array([1644.58503874, 1365.02660944,  607.55946827, ..., 1967.37127117,
       3679.8358505 , 1318.82000327])

We Get Accuracy of prdiction by Random Forest

In [31]:
rf_accuracy = round(regressor.score(X_train,y_train),2)
rf_accuracy
Out[31]:
0.61
In [32]:
r2_score(y_train, regressor.predict(X_train))
Out[32]:
0.6127340118877953
In [33]:
import warnings
warnings.filterwarnings('ignore')
cv_score = cross_val_score(regressor, X_train, y_train, cv=5)
print(np.sqrt(np.abs(cv_score)))
[0.78025888 0.76655097 0.75912421 0.78069719 0.77997061]
In [34]:
print("RMSE : %.4g" % np.sqrt(metrics.mean_squared_error(y_train, regressor.predict(X_train))))
RMSE : 1062

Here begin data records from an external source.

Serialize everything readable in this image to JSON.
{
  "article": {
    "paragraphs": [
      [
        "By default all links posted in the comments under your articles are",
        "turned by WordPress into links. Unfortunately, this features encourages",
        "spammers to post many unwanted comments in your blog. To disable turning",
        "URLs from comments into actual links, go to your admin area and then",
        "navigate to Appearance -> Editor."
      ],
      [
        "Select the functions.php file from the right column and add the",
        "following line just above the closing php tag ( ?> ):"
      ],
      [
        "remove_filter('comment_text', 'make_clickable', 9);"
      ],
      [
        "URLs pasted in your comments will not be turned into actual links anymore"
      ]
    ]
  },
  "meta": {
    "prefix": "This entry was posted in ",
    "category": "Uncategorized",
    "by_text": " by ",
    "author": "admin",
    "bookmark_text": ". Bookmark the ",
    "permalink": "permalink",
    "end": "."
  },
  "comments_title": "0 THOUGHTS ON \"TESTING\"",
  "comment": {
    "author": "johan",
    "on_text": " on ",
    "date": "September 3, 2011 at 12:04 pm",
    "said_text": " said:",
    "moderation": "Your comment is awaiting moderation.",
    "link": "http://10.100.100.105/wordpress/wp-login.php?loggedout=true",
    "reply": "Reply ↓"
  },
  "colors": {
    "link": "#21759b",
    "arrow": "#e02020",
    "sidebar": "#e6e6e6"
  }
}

Since I’ll be making many models, instead of repeating the codes again and again, I would like to define a generic function which takes the algorithm and data as input and makes the model, performs cross-validation and generates submission.

In [35]:
submission = pd.DataFrame({
'Item_Identifier':test2['Item_Identifier'],
'Outlet_Identifier':test2['Outlet_Identifier'],
'Item_Outlet_Sales': y_pred
},columns=['Item_Identifier','Outlet_Identifier','Item_Outlet_Sales'])
In [36]:
submission.to_csv('submission3.csv',index=False)

Conclusion:

We started with making some hypothesis about the data without looking at it. Then we moved on to data exploration where we found out some nuances in the data which required remediation. Next, we performed data cleaning and feature engineering, where we imputed missing values and solved other irregularities, made new features and also made the data model-friendly by one-hot-coding. Finally we made random forest model and got a glimpse of how to tune them for better results and get 61% accuracy rate for sales predictions.

In [ ]: